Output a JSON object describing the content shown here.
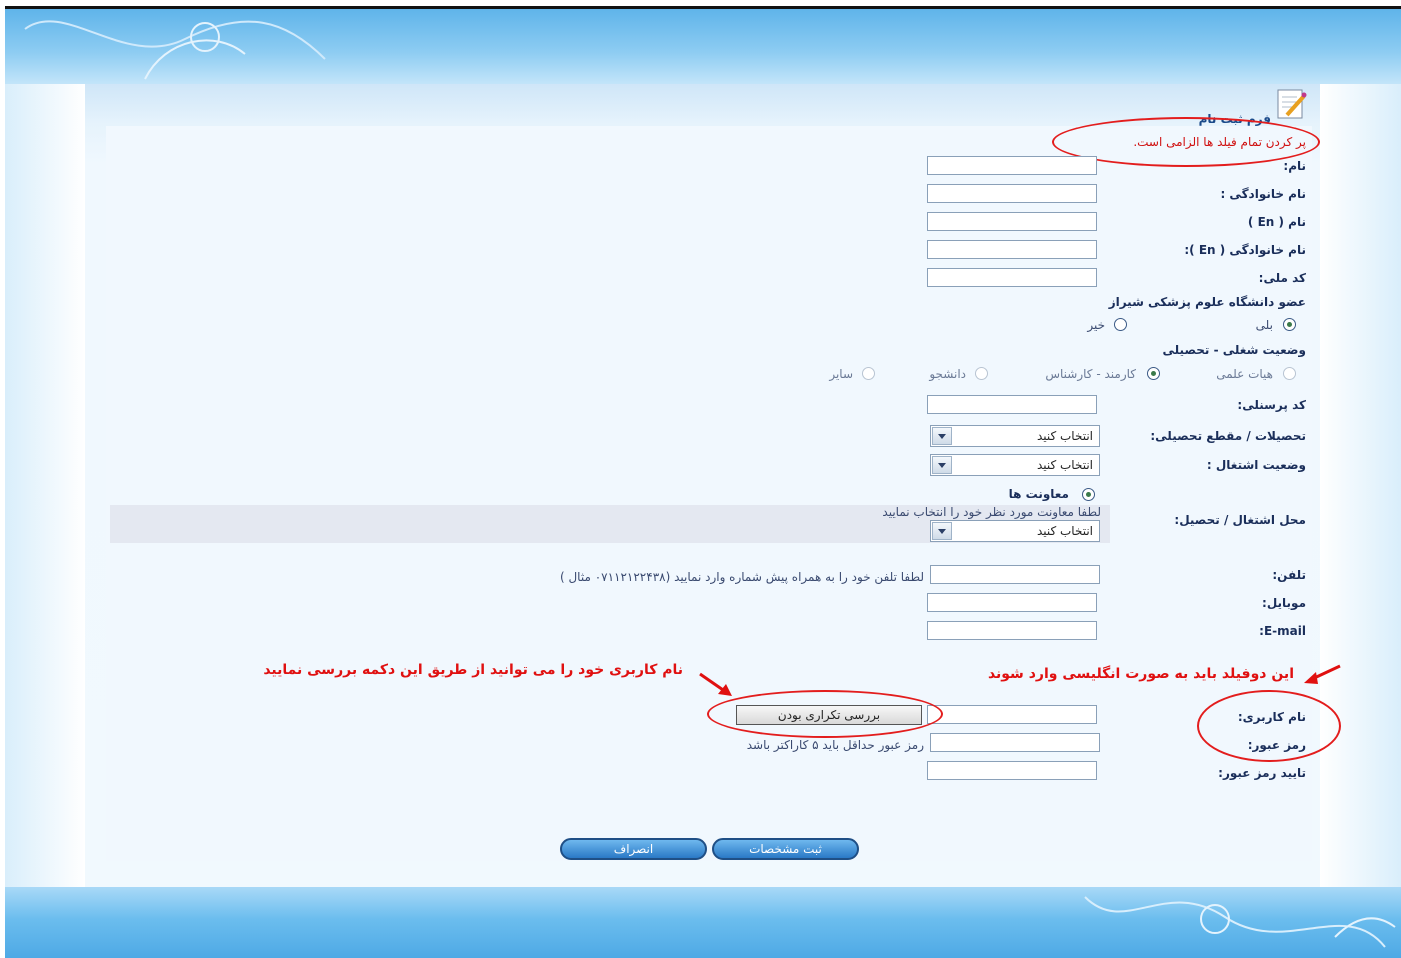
{
  "form": {
    "title": "فرم ثبت نام",
    "required_note": "پر کردن تمام فیلد ها الزامی است.",
    "fields": {
      "first_name": "نام:",
      "last_name": "نام خانوادگی :",
      "first_name_en": "نام ( En )",
      "last_name_en": "نام خانوادگی ( En ):",
      "national_code": "کد ملی:",
      "member_question": "عضو دانشگاه علوم پزشکی شیراز",
      "member_yes": "بلی",
      "member_no": "خیر",
      "job_status": "وضعیت شغلی - تحصیلی",
      "job_faculty": "هیات علمی",
      "job_staff": "کارمند - کارشناس",
      "job_student": "دانشجو",
      "job_other": "سایر",
      "personnel_code": "کد پرسنلی:",
      "education": "تحصیلات / مقطع تحصیلی:",
      "employment_status": "وضعیت اشتغال :",
      "select_placeholder": "انتخاب کنید",
      "deputies": "معاونت ها",
      "deputy_hint": "لطفا معاونت مورد نظر خود را انتخاب نمایید",
      "workplace": "محل اشتغال / تحصیل:",
      "phone": "تلفن:",
      "phone_hint": "لطفا تلفن خود را به همراه پیش شماره وارد نمایید (۰۷۱۱۲۱۲۲۴۳۸ مثال )",
      "mobile": "موبایل:",
      "email": "E-mail:",
      "username": "نام کاربری:",
      "check_duplicate": "بررسی تکراری بودن",
      "password": "رمز عبور:",
      "password_hint": "رمز عبور حداقل باید ۵ کاراکتر باشد",
      "confirm_password": "تایید رمز عبور:"
    },
    "buttons": {
      "submit": "ثبت مشخصات",
      "cancel": "انصراف"
    }
  },
  "annotations": {
    "english_fields_note": "این دوفیلد باید به صورت انگلیسی وارد شوند",
    "check_button_note": "نام کاربری خود را می توانید از طریق این دکمه بررسی نمایید"
  },
  "colors": {
    "annotation": "#e01010",
    "label": "#1a2e5a",
    "button": "#2a79c6"
  }
}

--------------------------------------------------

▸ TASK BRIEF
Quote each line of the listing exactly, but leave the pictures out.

▸ ANSWER TO THIS PROBLEM
Output a JSON object describing the content shown here.
{
  "form": {
    "title": "فرم ثبت نام",
    "required_note": "پر کردن تمام فیلد ها الزامی است.",
    "fields": {
      "first_name": "نام:",
      "last_name": "نام خانوادگی :",
      "first_name_en": "نام ( En )",
      "last_name_en": "نام خانوادگی ( En ):",
      "national_code": "کد ملی:",
      "member_question": "عضو دانشگاه علوم پزشکی شیراز",
      "member_yes": "بلی",
      "member_no": "خیر",
      "job_status": "وضعیت شغلی - تحصیلی",
      "job_faculty": "هیات علمی",
      "job_staff": "کارمند - کارشناس",
      "job_student": "دانشجو",
      "job_other": "سایر",
      "personnel_code": "کد پرسنلی:",
      "education": "تحصیلات / مقطع تحصیلی:",
      "employment_status": "وضعیت اشتغال :",
      "select_placeholder": "انتخاب کنید",
      "deputies": "معاونت ها",
      "deputy_hint": "لطفا معاونت مورد نظر خود را انتخاب نمایید",
      "workplace": "محل اشتغال / تحصیل:",
      "phone": "تلفن:",
      "phone_hint": "لطفا تلفن خود را به همراه پیش شماره وارد نمایید (۰۷۱۱۲۱۲۲۴۳۸ مثال )",
      "mobile": "موبایل:",
      "email": "E-mail:",
      "username": "نام کاربری:",
      "check_duplicate": "بررسی تکراری بودن",
      "password": "رمز عبور:",
      "password_hint": "رمز عبور حداقل باید ۵ کاراکتر باشد",
      "confirm_password": "تایید رمز عبور:"
    },
    "buttons": {
      "submit": "ثبت مشخصات",
      "cancel": "انصراف"
    }
  },
  "annotations": {
    "english_fields_note": "این دوفیلد باید به صورت انگلیسی وارد شوند",
    "check_button_note": "نام کاربری خود را می توانید از طریق این دکمه بررسی نمایید"
  },
  "colors": {
    "annotation": "#e01010",
    "label": "#1a2e5a",
    "button": "#2a79c6"
  }
}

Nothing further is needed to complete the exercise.